● Dataset records:
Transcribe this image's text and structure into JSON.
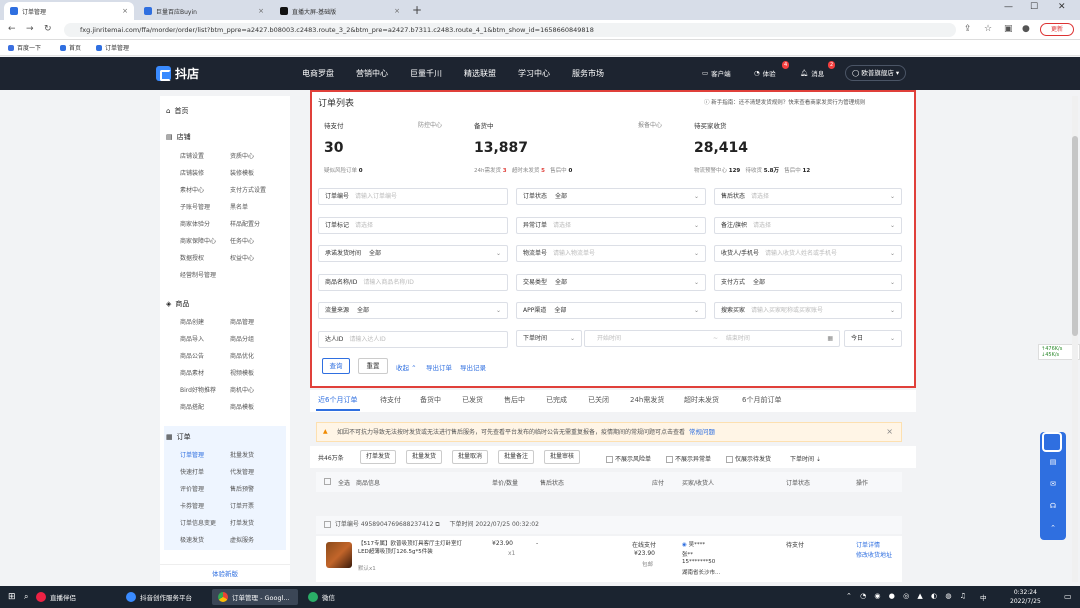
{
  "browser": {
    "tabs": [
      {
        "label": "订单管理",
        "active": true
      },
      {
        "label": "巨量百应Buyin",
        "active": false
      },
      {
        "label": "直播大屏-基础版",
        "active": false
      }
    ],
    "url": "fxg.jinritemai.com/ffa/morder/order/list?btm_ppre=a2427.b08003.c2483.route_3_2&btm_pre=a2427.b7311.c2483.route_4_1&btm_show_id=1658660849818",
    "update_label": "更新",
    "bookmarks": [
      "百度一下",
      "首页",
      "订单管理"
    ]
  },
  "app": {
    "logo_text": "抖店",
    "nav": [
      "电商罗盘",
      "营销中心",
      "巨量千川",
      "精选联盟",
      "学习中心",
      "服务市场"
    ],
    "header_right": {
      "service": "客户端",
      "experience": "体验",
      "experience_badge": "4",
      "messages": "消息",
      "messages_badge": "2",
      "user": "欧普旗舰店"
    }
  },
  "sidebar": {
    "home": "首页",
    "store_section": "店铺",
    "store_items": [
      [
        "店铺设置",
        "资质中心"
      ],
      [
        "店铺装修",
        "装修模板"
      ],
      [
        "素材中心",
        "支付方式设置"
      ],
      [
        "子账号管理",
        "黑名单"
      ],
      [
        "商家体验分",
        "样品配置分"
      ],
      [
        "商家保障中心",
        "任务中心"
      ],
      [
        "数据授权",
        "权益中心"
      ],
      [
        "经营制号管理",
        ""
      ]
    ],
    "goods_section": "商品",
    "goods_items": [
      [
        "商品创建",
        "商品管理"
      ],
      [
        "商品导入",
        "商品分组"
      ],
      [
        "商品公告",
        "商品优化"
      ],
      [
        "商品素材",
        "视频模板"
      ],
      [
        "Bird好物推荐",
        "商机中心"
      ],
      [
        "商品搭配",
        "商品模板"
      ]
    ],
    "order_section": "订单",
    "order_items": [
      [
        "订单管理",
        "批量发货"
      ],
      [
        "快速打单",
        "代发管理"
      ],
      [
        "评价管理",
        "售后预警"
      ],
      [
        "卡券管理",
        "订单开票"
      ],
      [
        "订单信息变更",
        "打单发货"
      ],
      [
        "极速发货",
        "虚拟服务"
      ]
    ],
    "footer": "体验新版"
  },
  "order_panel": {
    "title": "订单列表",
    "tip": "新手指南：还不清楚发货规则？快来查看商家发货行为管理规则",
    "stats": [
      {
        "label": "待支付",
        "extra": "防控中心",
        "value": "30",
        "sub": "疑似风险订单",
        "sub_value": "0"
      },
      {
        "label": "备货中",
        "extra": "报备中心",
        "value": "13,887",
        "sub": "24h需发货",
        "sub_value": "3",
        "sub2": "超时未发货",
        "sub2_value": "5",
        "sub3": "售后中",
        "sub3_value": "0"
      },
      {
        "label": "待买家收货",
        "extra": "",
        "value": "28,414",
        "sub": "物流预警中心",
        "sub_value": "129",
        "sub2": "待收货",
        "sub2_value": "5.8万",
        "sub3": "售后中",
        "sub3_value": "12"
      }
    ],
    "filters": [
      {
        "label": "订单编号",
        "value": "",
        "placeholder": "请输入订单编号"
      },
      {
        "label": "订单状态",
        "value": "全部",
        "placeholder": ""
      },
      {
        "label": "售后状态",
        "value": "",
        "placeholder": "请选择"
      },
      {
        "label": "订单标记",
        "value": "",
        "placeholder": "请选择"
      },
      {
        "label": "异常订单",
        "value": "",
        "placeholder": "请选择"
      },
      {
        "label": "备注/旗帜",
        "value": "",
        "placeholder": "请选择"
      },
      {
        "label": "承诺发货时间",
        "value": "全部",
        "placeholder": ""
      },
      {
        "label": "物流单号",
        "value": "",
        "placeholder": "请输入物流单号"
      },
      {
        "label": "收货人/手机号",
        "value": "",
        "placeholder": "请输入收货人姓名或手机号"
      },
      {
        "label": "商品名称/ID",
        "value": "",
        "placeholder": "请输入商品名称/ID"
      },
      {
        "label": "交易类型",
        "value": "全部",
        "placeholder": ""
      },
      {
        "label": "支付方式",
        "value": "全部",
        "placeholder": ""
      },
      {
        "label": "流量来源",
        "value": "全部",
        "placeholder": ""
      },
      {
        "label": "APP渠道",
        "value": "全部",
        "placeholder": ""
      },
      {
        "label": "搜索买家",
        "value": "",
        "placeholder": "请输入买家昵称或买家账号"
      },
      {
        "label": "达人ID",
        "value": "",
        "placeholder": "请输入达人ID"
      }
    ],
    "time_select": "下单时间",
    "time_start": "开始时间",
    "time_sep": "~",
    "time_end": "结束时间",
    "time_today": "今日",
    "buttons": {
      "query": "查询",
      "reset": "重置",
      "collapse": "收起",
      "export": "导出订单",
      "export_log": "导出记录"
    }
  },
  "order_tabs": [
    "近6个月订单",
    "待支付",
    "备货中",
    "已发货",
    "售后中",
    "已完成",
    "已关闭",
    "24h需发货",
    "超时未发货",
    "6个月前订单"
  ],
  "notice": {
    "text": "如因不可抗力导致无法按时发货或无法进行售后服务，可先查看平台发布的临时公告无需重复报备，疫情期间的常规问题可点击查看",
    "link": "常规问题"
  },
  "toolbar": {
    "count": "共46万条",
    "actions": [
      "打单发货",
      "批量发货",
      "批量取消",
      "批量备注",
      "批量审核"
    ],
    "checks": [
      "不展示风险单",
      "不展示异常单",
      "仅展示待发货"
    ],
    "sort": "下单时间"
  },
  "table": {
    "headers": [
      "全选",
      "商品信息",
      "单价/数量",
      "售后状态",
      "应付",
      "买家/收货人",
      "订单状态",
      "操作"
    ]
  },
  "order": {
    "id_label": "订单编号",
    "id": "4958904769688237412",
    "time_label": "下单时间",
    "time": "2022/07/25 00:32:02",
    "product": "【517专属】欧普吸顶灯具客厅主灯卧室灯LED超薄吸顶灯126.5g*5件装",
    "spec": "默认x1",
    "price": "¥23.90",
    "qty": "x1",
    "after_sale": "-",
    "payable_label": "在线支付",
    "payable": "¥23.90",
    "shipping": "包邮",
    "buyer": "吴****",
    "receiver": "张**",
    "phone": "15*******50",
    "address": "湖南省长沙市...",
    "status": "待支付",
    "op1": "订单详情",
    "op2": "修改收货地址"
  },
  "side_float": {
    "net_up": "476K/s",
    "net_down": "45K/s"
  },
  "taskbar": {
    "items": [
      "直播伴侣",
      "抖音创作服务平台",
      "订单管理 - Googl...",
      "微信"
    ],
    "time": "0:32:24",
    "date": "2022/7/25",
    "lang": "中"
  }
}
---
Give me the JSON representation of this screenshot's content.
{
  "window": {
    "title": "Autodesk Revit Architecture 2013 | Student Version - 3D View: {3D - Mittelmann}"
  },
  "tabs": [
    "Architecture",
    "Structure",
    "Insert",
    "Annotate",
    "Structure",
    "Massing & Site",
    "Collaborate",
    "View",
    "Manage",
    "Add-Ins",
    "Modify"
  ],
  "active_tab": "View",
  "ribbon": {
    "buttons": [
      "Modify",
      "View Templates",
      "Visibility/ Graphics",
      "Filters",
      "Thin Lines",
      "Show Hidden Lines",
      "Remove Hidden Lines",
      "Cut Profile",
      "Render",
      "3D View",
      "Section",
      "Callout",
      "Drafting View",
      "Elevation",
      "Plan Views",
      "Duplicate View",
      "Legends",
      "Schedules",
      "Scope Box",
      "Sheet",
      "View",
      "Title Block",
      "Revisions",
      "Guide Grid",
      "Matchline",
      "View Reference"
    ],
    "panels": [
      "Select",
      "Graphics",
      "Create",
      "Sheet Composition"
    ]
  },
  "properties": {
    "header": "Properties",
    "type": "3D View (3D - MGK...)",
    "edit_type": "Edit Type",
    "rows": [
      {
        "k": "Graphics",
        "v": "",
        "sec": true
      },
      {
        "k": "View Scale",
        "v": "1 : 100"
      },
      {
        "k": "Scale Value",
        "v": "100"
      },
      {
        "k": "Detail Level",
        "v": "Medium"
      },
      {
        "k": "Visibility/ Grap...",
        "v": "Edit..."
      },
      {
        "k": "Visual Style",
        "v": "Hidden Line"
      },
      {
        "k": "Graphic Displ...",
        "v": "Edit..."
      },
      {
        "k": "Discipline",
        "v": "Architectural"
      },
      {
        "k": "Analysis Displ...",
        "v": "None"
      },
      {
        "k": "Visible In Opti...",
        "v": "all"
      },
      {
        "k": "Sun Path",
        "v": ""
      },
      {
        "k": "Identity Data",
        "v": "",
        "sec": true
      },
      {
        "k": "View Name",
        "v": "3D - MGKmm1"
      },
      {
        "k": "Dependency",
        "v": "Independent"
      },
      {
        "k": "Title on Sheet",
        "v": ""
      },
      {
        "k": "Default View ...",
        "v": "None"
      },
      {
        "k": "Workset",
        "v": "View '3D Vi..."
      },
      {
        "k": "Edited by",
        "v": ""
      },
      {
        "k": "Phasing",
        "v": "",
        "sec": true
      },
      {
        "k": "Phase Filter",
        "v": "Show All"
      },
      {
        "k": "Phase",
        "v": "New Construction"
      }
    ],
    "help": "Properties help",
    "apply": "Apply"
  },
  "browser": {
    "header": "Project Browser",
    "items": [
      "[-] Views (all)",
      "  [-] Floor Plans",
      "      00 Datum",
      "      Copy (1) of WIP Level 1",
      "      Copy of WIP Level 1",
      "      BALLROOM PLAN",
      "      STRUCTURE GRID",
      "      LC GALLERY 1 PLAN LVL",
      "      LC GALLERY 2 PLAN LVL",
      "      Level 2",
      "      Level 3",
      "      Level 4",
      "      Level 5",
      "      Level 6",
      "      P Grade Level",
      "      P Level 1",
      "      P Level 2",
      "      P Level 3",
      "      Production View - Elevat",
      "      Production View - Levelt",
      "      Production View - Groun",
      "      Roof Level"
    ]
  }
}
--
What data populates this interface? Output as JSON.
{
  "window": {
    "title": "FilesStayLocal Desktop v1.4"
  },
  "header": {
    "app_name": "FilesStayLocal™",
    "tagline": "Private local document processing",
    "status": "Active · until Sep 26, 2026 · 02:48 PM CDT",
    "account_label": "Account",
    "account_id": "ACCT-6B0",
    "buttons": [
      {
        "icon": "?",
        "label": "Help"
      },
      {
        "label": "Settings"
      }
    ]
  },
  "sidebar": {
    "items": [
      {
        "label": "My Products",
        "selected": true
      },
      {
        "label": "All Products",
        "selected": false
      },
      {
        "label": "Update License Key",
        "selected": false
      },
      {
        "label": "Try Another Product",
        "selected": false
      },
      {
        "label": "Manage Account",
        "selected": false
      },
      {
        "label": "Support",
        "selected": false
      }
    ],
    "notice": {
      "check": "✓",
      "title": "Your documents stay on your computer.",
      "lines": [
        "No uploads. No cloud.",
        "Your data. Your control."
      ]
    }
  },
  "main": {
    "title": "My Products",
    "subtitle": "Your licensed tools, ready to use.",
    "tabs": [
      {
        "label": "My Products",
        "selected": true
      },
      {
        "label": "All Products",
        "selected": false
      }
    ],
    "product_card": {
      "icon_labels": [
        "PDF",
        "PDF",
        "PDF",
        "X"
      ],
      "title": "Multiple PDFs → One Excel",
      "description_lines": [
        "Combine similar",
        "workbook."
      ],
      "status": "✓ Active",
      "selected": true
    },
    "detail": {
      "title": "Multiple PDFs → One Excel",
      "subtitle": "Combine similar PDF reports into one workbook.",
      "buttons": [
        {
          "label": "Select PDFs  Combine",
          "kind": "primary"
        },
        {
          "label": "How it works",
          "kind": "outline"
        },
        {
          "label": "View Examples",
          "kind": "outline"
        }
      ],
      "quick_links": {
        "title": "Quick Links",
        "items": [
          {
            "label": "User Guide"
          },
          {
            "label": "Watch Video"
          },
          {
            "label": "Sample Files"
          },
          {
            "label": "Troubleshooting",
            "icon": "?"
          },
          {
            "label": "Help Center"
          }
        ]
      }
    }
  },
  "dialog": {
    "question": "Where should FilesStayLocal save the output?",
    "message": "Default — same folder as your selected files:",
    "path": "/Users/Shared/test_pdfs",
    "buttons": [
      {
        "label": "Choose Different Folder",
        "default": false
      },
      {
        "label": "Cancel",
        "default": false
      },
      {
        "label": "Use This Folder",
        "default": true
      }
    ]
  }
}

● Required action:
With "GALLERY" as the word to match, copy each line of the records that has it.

● The answer:
      "      LC GALLERY 1 PLAN LVL",
      "      LC GALLERY 2 PLAN LVL",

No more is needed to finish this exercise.